▸ Input data:

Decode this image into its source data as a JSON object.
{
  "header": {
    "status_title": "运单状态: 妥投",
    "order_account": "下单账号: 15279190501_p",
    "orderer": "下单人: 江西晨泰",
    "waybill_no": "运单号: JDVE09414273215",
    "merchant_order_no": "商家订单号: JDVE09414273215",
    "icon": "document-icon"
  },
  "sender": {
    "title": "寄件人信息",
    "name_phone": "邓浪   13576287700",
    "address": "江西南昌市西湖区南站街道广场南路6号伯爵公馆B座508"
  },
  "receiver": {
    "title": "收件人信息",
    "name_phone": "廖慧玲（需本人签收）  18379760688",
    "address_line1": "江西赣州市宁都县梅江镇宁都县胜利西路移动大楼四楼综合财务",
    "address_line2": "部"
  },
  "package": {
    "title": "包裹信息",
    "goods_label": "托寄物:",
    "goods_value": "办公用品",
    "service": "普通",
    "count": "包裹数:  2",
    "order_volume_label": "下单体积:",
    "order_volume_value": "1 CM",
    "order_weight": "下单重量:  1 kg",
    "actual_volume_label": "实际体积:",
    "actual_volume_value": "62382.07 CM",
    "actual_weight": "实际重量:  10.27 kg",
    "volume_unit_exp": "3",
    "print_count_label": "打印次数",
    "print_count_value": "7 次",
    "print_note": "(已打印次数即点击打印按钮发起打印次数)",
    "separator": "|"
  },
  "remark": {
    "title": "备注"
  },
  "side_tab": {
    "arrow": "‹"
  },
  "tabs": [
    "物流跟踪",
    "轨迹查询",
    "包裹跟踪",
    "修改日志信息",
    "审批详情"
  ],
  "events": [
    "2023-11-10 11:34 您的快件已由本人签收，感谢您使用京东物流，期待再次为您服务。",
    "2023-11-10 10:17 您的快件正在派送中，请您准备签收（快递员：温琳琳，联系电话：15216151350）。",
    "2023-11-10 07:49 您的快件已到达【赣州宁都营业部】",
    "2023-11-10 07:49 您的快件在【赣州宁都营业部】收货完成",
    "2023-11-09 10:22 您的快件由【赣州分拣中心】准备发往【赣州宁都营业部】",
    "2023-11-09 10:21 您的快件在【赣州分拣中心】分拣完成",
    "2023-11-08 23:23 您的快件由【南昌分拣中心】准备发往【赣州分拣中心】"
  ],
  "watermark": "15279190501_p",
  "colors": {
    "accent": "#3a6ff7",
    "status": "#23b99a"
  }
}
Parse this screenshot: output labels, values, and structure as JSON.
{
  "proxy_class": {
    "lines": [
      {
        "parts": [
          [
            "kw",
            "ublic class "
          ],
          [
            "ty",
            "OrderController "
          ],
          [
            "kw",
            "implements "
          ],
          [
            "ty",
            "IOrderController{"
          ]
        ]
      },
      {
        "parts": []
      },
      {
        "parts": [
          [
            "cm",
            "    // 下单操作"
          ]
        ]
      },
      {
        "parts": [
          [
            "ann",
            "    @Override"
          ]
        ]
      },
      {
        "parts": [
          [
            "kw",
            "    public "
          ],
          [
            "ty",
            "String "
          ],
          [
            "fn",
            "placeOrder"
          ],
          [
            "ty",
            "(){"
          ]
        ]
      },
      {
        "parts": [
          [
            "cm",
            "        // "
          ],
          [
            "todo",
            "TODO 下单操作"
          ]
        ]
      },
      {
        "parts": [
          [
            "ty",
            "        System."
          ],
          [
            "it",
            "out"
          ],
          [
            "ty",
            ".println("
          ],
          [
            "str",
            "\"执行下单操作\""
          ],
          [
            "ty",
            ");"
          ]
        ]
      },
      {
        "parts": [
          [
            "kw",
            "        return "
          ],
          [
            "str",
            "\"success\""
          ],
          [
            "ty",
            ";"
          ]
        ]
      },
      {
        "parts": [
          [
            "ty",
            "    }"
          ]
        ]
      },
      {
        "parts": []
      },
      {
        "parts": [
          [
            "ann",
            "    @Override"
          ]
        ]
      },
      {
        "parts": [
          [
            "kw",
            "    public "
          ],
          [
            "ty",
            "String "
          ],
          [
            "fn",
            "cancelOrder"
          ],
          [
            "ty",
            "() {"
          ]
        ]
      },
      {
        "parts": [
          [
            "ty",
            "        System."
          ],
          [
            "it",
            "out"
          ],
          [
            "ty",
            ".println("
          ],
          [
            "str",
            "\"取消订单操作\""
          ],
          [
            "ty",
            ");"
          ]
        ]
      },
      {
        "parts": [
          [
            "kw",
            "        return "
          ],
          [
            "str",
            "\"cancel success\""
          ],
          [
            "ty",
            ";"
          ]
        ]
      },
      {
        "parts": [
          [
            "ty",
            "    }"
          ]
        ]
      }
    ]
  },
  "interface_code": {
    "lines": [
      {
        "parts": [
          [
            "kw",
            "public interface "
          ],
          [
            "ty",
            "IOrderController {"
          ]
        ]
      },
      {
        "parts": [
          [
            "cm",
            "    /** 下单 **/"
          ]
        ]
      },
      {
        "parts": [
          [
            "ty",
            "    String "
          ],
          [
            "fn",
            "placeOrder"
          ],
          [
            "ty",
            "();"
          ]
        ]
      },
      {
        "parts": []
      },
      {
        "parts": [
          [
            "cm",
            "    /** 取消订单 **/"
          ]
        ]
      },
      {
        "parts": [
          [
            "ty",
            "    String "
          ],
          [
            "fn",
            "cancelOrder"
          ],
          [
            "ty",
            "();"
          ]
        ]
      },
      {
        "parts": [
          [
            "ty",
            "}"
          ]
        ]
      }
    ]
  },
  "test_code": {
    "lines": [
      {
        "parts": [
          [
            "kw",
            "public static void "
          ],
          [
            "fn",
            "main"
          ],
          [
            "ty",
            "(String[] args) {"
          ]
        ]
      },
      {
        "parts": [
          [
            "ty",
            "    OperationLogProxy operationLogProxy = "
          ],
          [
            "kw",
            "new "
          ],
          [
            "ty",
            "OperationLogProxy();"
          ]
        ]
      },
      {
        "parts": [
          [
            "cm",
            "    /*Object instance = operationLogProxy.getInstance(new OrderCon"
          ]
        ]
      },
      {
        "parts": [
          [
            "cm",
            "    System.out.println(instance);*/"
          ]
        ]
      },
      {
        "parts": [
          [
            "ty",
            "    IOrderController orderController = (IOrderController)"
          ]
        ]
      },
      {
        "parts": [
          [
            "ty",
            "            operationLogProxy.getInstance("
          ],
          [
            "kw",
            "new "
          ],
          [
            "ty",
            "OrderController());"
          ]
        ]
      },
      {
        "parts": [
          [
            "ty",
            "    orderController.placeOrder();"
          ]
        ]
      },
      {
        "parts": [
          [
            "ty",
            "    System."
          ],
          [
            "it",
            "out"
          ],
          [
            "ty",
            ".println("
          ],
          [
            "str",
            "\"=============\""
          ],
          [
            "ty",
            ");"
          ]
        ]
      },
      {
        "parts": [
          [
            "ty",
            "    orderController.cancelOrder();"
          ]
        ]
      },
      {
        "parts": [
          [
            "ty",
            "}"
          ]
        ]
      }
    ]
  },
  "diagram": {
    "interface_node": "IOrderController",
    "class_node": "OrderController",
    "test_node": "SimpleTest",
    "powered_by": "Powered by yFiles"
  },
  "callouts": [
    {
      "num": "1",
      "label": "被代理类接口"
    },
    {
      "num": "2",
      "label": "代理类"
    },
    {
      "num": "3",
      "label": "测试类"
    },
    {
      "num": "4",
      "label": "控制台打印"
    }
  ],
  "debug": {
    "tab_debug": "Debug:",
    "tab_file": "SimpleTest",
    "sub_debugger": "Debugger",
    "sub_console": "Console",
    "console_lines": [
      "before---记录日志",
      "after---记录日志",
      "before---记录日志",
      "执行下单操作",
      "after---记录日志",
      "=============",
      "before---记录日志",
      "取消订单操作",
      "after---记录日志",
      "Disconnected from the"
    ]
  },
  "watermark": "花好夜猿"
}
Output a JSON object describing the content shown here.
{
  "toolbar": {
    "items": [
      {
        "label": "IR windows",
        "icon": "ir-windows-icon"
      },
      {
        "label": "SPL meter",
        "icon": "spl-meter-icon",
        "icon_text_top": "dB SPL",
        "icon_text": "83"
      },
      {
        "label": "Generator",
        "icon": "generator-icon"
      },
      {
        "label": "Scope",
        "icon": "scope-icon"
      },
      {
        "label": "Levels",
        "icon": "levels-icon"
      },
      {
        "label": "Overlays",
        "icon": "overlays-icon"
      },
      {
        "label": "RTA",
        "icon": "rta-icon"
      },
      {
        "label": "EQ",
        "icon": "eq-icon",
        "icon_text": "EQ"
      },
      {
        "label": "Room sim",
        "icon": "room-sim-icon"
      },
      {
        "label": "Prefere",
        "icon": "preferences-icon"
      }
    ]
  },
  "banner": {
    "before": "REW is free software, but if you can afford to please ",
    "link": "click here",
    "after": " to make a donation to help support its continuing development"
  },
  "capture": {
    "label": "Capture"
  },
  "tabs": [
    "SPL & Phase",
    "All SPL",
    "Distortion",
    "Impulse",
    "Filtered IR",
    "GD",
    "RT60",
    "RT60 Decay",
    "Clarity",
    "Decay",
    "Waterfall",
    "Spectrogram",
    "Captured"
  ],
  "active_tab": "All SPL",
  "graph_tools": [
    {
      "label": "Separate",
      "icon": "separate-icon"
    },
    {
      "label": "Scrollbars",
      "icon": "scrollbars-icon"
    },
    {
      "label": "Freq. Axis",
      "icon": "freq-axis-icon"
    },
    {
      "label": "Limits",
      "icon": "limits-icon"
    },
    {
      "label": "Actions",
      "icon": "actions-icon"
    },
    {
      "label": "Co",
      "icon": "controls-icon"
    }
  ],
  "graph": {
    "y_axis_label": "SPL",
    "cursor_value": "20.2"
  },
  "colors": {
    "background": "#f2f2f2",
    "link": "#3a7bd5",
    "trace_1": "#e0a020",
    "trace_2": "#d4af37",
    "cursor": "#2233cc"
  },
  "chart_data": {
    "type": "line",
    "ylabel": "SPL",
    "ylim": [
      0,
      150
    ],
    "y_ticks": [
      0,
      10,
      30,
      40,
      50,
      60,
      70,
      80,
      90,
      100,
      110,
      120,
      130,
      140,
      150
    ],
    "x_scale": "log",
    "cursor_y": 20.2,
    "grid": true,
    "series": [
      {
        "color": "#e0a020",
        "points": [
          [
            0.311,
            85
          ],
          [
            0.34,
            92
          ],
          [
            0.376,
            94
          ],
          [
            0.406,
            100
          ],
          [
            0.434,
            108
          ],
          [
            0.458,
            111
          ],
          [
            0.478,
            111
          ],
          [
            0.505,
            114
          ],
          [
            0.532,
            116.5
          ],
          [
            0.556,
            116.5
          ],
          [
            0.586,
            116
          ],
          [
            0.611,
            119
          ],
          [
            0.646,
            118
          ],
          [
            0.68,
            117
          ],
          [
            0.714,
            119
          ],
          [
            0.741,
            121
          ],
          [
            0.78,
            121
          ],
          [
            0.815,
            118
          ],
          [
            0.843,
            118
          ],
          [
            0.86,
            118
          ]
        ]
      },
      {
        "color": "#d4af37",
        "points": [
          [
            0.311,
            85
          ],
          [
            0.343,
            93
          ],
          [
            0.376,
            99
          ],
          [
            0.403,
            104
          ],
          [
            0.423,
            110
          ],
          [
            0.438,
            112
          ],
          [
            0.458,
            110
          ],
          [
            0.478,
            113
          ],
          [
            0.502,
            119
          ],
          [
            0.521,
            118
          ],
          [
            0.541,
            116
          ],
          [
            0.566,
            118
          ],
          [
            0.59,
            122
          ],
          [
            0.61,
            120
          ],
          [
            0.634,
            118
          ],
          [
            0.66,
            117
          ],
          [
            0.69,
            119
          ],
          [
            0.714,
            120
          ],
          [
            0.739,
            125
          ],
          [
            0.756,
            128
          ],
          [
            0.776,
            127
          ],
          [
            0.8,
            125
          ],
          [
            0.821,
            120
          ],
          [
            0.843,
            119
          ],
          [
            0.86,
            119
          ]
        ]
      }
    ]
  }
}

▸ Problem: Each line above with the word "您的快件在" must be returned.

▸ Task output:
    "2023-11-10 07:49 您的快件在【赣州宁都营业部】收货完成",
    "2023-11-09 10:21 您的快件在【赣州分拣中心】分拣完成",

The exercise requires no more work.